Regular readers of this blog are well aware that my reading and viewing tastes peaked when I was around fifteen, which handily explains my obsession with comic books, James Bond, pulp paperbacks, hardboiled crime fiction, sword & sorcery and interplanetary swashbucklers. It also explains why I buy so many DVDs of late Seventies and early Eighties fantasy adventure TV shows, like Buck Rogers in the 25th Century and Battlestar Galactica (the fun one).
Well, one of my favorites from that era is, unfortunately, not available as yet in an authorized, licensed DVD release (and is unlikely to be). That show is Tales of the Gold Monkey, starring Stephen Collins, Caitlin O'Heaney and the late, great Roddy McDowall.
Well, I managed to get my hands on DVD-Rs of the entire series a couple years ago, as well as the entire run of Bring 'Em Back Alive, a similar show, which aired the same year as Monkey.
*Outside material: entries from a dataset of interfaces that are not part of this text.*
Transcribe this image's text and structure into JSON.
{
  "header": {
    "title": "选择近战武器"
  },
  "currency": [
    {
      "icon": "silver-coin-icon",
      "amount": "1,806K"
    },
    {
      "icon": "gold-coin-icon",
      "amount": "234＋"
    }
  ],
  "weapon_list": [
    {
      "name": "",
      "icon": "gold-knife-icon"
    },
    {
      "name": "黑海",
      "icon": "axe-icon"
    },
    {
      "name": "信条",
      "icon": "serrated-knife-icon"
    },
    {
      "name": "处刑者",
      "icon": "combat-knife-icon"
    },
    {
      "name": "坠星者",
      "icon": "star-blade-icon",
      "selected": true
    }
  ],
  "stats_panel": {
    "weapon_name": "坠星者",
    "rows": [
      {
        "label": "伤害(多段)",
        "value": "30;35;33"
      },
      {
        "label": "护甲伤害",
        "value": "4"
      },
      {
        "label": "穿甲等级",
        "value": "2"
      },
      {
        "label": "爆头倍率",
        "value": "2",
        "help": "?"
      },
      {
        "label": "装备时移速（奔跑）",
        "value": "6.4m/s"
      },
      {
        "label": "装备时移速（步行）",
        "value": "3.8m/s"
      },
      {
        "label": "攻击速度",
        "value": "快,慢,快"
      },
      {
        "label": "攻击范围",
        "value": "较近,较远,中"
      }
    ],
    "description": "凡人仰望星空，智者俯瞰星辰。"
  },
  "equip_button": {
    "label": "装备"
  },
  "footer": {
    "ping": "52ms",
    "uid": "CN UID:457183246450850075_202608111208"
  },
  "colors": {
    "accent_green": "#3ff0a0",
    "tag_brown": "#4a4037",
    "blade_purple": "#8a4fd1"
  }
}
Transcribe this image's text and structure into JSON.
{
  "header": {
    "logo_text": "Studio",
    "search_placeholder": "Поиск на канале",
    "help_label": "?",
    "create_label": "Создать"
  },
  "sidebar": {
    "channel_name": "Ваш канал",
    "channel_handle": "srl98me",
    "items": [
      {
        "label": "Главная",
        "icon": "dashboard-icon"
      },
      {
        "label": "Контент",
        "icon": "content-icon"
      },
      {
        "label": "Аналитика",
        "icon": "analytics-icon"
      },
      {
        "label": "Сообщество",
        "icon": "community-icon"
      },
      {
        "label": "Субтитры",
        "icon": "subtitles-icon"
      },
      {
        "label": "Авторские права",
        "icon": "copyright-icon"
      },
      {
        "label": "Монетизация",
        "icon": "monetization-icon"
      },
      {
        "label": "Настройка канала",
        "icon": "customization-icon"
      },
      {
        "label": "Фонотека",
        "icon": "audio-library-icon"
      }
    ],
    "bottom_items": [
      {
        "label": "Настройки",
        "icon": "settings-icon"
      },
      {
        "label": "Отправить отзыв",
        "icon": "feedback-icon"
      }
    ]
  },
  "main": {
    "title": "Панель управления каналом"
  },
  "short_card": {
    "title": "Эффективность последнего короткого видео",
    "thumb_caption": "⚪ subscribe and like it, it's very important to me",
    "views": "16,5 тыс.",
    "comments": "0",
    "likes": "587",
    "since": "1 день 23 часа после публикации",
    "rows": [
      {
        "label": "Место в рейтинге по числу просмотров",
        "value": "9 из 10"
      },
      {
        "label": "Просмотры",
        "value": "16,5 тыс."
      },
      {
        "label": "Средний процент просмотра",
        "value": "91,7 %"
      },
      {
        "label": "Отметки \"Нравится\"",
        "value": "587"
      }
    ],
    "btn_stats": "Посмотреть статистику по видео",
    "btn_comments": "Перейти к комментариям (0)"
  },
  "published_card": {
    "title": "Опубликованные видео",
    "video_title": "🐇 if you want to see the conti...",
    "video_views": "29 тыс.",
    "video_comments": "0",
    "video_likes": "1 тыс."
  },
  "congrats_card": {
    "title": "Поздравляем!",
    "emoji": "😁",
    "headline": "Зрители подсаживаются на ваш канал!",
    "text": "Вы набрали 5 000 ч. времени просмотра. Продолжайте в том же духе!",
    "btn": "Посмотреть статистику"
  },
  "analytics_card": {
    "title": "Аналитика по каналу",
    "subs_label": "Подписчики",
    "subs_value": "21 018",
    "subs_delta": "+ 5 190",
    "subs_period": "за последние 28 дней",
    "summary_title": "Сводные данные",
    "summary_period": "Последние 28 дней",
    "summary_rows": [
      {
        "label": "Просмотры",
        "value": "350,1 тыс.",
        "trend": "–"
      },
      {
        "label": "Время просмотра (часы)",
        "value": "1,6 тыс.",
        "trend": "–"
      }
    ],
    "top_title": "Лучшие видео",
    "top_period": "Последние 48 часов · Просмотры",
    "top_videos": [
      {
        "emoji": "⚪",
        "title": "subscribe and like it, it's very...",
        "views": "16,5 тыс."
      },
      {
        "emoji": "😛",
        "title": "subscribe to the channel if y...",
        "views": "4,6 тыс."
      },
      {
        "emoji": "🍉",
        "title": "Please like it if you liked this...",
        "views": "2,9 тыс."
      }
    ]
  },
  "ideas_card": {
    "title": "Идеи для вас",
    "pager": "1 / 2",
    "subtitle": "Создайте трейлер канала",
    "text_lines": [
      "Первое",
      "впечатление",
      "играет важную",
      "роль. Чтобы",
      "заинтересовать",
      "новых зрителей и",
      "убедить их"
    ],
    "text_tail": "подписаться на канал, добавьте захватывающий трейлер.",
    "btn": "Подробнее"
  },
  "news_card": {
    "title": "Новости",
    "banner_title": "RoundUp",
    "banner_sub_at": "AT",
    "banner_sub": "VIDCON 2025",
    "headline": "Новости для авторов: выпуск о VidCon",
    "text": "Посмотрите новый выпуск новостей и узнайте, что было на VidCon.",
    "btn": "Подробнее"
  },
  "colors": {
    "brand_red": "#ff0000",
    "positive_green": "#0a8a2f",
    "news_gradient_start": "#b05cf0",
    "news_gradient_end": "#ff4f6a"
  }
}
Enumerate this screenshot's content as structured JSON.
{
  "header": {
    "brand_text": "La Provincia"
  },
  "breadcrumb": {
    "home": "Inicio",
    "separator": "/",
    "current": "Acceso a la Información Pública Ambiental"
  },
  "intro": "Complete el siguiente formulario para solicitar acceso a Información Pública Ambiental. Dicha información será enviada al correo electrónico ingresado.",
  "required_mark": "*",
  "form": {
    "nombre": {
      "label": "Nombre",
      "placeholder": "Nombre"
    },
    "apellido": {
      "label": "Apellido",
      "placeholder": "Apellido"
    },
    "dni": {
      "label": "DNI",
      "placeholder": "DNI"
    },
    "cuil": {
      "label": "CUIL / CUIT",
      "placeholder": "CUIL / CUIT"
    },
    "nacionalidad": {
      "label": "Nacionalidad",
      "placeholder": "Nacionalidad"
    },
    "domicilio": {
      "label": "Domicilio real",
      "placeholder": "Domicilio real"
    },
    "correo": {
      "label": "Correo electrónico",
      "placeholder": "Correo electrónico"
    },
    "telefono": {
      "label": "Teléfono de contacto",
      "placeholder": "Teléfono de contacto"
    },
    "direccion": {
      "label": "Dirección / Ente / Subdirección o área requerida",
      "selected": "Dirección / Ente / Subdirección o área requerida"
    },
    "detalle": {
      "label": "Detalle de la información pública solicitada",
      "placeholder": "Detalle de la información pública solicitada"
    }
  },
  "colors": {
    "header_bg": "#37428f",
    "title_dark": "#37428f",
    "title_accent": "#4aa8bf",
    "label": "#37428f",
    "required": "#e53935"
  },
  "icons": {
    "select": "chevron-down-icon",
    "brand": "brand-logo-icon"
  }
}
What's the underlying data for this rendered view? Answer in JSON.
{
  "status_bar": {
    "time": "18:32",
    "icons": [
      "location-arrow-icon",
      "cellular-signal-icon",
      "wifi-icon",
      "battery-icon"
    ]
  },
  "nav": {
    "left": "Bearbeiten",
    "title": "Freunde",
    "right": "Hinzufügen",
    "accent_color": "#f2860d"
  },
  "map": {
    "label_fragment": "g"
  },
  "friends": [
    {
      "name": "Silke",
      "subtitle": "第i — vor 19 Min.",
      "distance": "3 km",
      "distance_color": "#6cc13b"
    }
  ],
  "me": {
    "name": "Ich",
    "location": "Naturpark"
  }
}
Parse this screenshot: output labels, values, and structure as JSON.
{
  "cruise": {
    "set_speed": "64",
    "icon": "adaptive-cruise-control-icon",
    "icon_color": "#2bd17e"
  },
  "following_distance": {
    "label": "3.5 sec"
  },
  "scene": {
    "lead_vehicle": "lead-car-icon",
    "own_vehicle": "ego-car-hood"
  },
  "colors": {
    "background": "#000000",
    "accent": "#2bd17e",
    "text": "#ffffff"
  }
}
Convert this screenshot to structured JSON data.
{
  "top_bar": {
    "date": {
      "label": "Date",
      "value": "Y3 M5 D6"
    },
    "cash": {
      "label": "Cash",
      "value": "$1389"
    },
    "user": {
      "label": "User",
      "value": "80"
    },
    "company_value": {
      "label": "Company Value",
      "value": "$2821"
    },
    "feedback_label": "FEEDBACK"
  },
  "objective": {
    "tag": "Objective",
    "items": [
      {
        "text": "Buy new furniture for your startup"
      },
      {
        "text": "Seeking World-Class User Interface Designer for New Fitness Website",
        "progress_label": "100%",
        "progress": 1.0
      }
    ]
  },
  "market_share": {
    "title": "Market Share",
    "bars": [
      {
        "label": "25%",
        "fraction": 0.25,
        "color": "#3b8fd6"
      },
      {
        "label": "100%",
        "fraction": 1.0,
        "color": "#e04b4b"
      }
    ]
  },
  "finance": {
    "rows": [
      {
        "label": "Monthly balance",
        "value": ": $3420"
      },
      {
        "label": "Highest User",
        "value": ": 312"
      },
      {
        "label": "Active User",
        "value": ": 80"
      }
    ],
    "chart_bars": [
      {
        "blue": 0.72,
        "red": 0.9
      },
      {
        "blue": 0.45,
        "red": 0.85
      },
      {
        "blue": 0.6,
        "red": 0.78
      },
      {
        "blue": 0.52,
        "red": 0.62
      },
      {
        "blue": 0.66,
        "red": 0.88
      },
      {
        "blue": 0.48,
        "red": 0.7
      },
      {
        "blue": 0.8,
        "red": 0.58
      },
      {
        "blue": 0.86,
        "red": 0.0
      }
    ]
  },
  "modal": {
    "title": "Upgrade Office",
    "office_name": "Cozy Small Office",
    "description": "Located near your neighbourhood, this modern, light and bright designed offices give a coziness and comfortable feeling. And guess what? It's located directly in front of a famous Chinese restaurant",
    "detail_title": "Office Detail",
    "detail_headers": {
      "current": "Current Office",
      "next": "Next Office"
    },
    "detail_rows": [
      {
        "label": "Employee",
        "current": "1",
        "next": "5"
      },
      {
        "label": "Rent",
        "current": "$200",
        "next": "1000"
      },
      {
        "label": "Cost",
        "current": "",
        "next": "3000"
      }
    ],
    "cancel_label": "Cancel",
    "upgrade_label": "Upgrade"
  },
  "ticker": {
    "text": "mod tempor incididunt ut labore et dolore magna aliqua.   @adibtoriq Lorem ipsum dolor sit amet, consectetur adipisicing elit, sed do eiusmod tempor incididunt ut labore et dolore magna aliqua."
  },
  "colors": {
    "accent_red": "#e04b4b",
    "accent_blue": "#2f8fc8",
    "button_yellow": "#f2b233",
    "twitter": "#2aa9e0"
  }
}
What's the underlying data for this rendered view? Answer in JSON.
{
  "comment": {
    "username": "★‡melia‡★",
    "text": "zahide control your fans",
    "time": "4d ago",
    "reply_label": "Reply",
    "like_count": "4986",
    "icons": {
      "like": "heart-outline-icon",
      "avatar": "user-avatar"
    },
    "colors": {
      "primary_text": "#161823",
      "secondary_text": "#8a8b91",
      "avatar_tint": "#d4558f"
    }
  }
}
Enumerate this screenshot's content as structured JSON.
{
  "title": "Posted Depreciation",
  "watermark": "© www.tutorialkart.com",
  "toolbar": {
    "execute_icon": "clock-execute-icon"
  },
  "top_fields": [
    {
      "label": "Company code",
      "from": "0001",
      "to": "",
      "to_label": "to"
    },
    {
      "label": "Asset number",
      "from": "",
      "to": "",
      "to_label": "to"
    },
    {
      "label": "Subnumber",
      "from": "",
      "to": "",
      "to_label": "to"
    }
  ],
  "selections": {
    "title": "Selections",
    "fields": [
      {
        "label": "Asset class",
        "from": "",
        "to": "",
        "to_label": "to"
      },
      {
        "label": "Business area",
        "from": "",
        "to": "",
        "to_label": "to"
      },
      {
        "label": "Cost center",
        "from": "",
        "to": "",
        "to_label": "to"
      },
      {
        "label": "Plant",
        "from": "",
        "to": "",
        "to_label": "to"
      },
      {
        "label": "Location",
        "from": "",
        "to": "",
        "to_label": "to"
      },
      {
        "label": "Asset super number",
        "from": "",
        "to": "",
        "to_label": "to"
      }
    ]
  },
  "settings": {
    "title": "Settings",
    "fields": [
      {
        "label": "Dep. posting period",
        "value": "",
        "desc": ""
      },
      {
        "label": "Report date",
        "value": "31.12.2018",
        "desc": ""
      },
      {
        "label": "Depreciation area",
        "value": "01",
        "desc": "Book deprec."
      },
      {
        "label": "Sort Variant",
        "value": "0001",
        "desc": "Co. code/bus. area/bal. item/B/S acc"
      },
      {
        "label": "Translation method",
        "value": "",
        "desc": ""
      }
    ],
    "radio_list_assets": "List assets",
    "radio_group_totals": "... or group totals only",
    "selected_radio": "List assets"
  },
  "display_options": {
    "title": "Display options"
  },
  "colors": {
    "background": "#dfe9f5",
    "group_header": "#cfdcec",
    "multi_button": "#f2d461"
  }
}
I've pulled those discs out again recently, and have been enjoying watching them again.
Both Monkey and Alive aired in the Fall of '82, on ABC and CBS, respectively. And they were each attempts by their producers to trade off the success of the previous year's biggest movie hit, Raiders of the Lost Ark, with late Thirties settings, two-fisted heroes, exotic South Seas locales and plenty of villainous Nazis.
I never saw many episodes of Alive (starring Bruce Boxleitner as a fictional version of real-life big game trapper Frank Buck) when the series originally aired, much preferring the humor and ensemble cast of Monkey. But I've been watching those Alive shows now, and it's great fun. Period pulp adventure with all the trappings of a Columbia or Republic serial, and much better than I remembered.
Monkey holds up well, too. The stories are right out of the old pulps, with lost civilizations, missing link ape men, pirates, and lots of lost treasures just waiting to be found. The chracterizations were solid, and despite a few historical anachronisms, the show was a delightful attempt at high adventure on a TV budget. A Donald Bellasario production, Monkey had great production values for the time, a wonderful cast and a lot of charm. It should have run three or four years, but then, I think that about a lot of my favorite, short-lived shows.